"The work took us three years to develop and get right, but now we can essentially anchor nanotubes to a tubular wall. No one has ever done anything like this before," said lead researcher Somenath Mitra, PhD, professor and acting chair of NJIT's Dep't of Chemistry and Environmental Science. Graduate and post-doctoral students who worked on the project are Mahesh Karwa, Chutarat Saridara and Roman Brukh.
The ground-breaking method will lead to improvements in cleaner gasoline, better food processing and faster, cheaper ways to clean air and water.

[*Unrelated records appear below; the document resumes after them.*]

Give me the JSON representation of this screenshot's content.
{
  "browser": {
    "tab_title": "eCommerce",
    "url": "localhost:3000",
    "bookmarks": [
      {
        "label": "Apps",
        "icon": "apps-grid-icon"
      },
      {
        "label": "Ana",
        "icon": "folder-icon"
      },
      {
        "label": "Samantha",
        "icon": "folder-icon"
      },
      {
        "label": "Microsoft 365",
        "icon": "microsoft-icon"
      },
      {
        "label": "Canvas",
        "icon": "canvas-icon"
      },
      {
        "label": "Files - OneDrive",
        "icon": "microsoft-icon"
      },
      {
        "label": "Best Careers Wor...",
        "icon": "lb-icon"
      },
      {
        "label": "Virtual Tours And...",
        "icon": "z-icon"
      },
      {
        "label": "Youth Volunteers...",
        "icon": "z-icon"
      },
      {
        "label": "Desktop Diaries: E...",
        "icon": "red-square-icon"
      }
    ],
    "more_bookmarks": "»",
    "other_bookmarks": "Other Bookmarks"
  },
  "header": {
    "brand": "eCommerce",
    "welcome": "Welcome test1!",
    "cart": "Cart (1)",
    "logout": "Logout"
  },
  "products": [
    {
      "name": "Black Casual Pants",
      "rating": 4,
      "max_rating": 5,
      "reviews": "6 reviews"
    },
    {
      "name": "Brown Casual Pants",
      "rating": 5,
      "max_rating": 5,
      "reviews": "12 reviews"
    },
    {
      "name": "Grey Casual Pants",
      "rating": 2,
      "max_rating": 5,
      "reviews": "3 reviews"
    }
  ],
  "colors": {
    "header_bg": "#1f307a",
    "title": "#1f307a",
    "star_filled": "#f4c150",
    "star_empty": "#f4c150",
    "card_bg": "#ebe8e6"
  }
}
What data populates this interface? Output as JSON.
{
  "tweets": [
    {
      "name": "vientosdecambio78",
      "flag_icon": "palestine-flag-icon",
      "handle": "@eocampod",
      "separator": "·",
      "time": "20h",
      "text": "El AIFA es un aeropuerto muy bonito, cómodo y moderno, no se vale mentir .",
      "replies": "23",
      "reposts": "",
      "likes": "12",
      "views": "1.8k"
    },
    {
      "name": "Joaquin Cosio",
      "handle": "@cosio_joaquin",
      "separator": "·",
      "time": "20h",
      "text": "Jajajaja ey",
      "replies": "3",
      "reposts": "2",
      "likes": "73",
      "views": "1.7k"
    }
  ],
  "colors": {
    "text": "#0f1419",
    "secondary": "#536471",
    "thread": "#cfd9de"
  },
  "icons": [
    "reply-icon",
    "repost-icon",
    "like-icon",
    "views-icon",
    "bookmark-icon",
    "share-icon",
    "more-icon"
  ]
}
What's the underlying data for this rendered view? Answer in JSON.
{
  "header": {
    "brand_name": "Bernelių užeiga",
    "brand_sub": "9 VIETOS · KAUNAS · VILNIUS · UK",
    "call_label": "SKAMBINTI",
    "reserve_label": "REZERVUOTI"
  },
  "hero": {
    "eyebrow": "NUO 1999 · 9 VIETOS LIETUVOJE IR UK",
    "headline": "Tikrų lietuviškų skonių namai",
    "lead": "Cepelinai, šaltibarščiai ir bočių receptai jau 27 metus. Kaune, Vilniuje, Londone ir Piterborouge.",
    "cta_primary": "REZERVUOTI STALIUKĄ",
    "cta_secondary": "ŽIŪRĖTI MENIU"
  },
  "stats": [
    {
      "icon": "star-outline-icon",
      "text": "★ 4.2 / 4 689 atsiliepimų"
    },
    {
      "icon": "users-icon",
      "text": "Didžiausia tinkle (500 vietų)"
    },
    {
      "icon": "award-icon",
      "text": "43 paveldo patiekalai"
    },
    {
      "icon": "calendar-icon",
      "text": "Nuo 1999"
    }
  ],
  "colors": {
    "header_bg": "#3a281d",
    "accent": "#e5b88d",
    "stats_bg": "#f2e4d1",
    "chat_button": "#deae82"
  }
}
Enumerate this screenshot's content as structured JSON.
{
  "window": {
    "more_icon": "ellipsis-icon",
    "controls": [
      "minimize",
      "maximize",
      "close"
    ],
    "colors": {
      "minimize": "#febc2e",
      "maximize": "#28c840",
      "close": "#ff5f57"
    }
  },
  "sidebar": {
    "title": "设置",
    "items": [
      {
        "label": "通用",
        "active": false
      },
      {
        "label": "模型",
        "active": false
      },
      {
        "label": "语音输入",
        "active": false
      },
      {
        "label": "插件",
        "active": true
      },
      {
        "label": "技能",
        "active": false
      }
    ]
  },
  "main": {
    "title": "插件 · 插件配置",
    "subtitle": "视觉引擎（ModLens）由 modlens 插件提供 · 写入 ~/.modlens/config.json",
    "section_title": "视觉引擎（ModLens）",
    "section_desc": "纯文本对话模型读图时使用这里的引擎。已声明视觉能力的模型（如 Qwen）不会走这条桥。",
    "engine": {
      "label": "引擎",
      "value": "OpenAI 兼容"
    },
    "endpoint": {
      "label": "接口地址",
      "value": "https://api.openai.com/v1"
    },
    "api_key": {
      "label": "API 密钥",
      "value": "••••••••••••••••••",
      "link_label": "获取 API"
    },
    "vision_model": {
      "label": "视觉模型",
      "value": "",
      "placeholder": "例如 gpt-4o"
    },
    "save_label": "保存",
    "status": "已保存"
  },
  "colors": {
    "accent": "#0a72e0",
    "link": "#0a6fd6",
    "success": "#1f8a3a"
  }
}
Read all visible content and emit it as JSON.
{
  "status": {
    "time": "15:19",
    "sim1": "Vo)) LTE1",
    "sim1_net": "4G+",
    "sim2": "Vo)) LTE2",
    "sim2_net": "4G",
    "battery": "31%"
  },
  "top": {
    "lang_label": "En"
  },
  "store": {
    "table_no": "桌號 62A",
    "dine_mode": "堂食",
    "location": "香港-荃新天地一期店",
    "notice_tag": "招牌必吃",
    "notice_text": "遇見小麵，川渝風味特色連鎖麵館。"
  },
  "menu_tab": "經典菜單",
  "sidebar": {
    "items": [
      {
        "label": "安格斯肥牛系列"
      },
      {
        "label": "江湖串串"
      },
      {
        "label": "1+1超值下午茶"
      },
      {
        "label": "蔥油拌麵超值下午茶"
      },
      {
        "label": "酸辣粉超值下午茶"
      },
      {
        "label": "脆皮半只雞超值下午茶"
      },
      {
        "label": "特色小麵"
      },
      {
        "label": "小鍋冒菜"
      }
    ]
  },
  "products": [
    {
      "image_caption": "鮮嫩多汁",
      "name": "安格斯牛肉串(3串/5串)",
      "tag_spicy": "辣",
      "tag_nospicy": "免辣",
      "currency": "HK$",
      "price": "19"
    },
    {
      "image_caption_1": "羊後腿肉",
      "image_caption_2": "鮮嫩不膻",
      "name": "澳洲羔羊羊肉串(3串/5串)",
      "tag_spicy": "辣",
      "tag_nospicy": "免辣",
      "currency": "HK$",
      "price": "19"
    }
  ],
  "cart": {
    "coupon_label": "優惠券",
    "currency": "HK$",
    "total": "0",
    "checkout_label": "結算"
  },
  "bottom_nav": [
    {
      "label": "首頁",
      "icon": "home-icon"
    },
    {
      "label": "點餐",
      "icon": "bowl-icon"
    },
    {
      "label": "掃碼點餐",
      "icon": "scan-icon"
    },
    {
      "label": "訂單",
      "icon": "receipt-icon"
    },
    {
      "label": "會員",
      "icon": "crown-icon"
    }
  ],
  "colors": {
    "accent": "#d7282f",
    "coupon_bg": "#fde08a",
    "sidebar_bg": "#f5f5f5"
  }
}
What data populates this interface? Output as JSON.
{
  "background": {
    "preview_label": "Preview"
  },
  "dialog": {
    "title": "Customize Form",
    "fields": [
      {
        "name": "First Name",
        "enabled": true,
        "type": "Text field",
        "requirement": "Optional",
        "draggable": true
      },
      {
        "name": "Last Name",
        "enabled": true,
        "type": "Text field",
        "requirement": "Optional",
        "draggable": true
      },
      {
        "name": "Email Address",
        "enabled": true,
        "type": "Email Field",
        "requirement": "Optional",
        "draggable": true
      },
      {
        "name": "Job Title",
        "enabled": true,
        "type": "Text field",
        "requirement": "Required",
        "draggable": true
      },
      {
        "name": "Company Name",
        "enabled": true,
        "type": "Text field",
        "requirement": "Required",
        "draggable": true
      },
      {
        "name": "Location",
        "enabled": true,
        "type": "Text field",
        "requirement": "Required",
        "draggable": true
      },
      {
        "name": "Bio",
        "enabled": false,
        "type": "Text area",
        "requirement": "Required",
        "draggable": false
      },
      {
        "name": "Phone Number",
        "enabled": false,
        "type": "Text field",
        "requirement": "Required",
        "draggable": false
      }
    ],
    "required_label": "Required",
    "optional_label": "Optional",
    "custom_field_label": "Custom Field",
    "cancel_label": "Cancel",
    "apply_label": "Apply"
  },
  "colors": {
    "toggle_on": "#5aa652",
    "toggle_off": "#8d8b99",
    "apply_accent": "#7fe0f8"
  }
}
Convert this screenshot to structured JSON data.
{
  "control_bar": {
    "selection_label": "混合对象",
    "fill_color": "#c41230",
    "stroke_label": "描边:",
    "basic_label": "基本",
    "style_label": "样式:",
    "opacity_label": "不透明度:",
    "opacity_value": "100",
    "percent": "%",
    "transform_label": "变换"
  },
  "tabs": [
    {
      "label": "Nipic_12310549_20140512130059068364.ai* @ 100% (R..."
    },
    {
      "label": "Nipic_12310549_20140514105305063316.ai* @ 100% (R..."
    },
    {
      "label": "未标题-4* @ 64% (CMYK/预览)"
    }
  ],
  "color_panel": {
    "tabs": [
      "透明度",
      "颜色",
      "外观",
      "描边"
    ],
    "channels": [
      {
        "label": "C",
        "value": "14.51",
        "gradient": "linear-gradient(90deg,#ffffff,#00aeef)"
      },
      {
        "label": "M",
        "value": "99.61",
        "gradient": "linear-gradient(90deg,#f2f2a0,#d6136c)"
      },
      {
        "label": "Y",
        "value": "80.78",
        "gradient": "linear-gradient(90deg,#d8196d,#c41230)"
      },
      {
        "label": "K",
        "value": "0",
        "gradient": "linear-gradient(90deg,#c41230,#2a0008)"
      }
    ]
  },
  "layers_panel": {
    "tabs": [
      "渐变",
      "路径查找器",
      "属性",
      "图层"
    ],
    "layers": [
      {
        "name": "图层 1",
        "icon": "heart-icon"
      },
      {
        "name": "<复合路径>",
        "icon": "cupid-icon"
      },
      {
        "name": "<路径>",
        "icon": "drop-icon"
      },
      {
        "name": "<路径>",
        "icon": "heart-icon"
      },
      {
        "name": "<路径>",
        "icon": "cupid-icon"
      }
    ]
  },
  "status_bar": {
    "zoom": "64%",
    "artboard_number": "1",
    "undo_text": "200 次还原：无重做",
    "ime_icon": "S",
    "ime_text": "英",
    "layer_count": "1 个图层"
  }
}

Until recently researchers have relied on the nanotubes which researchers purchase as a powder. The nanotubes are said to have remarkable, if not almost magical, properties. For example, by simply mixing the powder with polymers or chemicals, films and composites can be made.
However, the method has drawbacks. "We have never been able to anchor the powder to a large surface, nor can we grow the nanotubes in a large device. Typically we could only produce them in minute amounts, if we used the powder substance," said Mitra. Now everything has changed.
Using a catalyst either prepared on the steel surface or enabled by a chemical deposition process, the NJIT inventors have created nanotubes which can stick to the walls of narrow or wide tubes. And, they can grow considerably larger amounts of them, making the process more attractive and viable for industrial usages.
COMPAMED.de; Source: New Jersey Institute of Technology